Keep on watering it and keep an eye on the delicate new leaves for any signs of problems like sunburn.
Getting Your Avocado Tree to Branch
Avocado trees are tall so getting it to branch early is important. It’ll give you a nice bushy plant instead of loads of trunk.
Once it’s got a few small leaves, pinch out the growing tip. The growing tip is where it’s forming new leaves. When you take out an avocado trees growing tip it’ll try to find a new way to grow. Usually that means you’ll get two or three new growing tips which will turn into branches.
Once in a while, it’ll send out one new growing tip and continue to grow straight upwards. If that happens you can either wait for it to grow a few new leaves then pinch out the growing tip and keep your fingers crossed that it works this time. Or, you could but lower down the stem. As long as there is a leaf and a node or two (the nobbly bit on the stem where the leaves grow) then it should be ok.
Moving it to Full Sun
With skinless seeds, you need to wait until the leaves are large enough to shade the seed.

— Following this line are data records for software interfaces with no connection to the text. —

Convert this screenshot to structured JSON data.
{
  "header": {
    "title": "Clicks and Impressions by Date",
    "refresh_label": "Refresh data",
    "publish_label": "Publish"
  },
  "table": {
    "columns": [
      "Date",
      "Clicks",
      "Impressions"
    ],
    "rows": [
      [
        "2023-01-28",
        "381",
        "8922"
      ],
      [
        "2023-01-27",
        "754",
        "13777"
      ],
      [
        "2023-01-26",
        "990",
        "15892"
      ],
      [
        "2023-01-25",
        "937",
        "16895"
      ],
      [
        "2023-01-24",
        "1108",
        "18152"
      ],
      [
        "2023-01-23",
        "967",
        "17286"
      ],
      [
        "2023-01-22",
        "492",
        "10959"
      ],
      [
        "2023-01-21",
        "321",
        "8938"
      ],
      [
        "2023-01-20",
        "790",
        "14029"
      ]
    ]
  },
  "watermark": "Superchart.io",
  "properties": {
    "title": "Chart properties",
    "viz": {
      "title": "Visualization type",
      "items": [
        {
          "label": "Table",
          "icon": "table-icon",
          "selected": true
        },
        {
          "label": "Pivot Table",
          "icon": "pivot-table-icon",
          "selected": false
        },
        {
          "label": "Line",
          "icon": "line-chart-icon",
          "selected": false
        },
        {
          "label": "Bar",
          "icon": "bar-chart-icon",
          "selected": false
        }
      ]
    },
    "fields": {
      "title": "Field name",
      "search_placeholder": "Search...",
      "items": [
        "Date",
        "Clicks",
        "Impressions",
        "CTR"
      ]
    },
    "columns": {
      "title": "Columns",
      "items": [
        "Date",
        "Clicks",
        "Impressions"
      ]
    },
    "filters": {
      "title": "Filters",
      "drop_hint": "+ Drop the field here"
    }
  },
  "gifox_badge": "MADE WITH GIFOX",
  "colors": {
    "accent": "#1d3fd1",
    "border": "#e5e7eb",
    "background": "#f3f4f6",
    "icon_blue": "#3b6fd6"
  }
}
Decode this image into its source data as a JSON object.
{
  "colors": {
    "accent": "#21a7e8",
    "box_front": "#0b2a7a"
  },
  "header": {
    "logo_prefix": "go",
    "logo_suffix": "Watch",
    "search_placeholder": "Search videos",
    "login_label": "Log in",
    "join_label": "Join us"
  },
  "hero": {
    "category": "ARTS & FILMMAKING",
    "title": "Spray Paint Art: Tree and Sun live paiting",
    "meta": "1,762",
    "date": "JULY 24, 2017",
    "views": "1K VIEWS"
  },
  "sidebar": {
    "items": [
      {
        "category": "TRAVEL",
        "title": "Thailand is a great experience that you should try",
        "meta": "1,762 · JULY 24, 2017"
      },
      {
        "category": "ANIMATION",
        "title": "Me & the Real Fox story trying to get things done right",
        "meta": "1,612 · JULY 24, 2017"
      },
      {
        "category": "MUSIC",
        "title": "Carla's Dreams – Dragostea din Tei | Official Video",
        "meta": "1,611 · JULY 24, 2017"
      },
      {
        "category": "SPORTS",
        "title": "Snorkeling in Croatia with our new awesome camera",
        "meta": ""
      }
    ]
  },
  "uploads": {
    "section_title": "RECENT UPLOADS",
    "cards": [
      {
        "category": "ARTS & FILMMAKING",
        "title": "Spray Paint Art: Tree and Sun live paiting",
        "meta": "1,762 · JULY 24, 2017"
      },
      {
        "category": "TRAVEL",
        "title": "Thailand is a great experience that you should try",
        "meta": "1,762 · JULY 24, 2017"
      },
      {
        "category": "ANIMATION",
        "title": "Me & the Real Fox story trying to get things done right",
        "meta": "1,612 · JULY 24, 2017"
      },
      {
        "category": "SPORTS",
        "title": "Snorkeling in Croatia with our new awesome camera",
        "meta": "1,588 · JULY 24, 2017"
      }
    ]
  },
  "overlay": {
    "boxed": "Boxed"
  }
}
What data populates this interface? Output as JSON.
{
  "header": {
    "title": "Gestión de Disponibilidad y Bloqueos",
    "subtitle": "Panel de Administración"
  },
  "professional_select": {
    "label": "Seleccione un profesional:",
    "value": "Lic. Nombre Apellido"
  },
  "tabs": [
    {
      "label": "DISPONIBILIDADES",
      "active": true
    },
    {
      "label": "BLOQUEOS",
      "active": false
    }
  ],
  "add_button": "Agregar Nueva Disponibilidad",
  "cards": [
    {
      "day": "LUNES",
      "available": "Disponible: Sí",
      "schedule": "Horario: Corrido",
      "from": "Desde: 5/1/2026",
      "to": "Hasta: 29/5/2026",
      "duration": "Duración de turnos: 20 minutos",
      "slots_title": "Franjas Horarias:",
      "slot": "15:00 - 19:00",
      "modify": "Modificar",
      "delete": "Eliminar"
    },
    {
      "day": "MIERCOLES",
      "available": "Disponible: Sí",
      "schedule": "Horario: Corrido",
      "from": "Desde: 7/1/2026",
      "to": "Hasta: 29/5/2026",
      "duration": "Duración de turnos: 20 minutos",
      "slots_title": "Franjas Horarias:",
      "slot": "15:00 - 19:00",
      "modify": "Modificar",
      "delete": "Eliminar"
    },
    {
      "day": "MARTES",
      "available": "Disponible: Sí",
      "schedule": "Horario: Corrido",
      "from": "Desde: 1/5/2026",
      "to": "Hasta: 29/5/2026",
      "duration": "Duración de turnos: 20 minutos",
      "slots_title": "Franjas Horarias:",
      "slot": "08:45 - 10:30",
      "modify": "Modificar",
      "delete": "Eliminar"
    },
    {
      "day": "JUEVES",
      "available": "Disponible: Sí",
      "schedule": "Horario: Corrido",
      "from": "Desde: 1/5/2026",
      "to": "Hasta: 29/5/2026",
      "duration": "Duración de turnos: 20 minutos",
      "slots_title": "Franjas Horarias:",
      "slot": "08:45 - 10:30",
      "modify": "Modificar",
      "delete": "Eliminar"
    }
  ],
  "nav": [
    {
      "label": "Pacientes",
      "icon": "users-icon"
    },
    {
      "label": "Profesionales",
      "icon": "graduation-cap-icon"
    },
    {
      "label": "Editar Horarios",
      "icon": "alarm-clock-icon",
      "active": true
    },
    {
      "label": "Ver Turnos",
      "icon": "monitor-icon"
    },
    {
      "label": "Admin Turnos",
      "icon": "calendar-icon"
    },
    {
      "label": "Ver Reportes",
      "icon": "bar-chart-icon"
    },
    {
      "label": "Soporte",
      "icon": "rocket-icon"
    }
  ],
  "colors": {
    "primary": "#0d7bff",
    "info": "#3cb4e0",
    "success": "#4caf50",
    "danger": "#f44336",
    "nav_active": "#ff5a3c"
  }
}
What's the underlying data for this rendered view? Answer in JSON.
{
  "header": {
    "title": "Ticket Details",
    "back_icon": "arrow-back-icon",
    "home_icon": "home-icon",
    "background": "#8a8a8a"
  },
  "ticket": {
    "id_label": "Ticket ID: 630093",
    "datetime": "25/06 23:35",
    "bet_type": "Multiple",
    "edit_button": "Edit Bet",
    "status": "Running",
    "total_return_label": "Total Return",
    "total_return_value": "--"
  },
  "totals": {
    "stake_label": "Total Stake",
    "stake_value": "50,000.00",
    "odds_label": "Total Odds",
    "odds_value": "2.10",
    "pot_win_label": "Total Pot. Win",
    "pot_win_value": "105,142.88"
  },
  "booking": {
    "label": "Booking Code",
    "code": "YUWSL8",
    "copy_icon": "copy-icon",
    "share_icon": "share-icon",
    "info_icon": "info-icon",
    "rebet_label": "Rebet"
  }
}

I have mine in a spot where they’re getting a few hours of direct light a day and they’ve got a darker almost rosy tone to them. But, they seem happy enough. They haven’t shrivelled up but keep an eye on them if you’re introducing direct light before it’s got some shade leaves.
Avocados love full sun but, it’ll need to hardened off first or the leaves will burn. Start with an hour or so of more intense light and watch out for signs of stress like wilting or the leaves starting to feel thinner than usual, browning leaves, yellow or white patches or leaves curling up. In other words, if it’s appearance starts to change then abort the mission. Get it back to its usual environment to recover.
If your plant was fine then try two hours the next day. Then three the next and so on until it’s getting as much as it needs – 6 hours a day minimum. As you saw with my avocados wonky little trunk, you’ll need to rotate it once in a while if it starts growing towards the light.
Avocados are thirsty plants so you can cut back on watering a bit. Once it’s pushed out the trunk the root system should be deep enough to withstand the soil drying out a little more. I let the surface of the soil dry out a little more, it goes a little lighter but not completely dry, then. give it a really good water.
Avocado plants are sensitive to salt buildup in the soil – a common symptom is brown dried up leaf tips. It’s better to use water that’s been sitting out all night so that some of the chemicals can evaporate out. Unfortunately, it won’t get them all.
To help prevent salts from building up make sure that when you water it make sure the water comes flowing out of the drainage holes. I bottom water mine once in a while by standing it in a bowl of water and letting it wick up as much as it wants. Bottom watering gives the salts time to dissolve. Then, once you take it out of the water top water it and let the water come out of the drainage holes for 10 seconds or so to flush the salts out.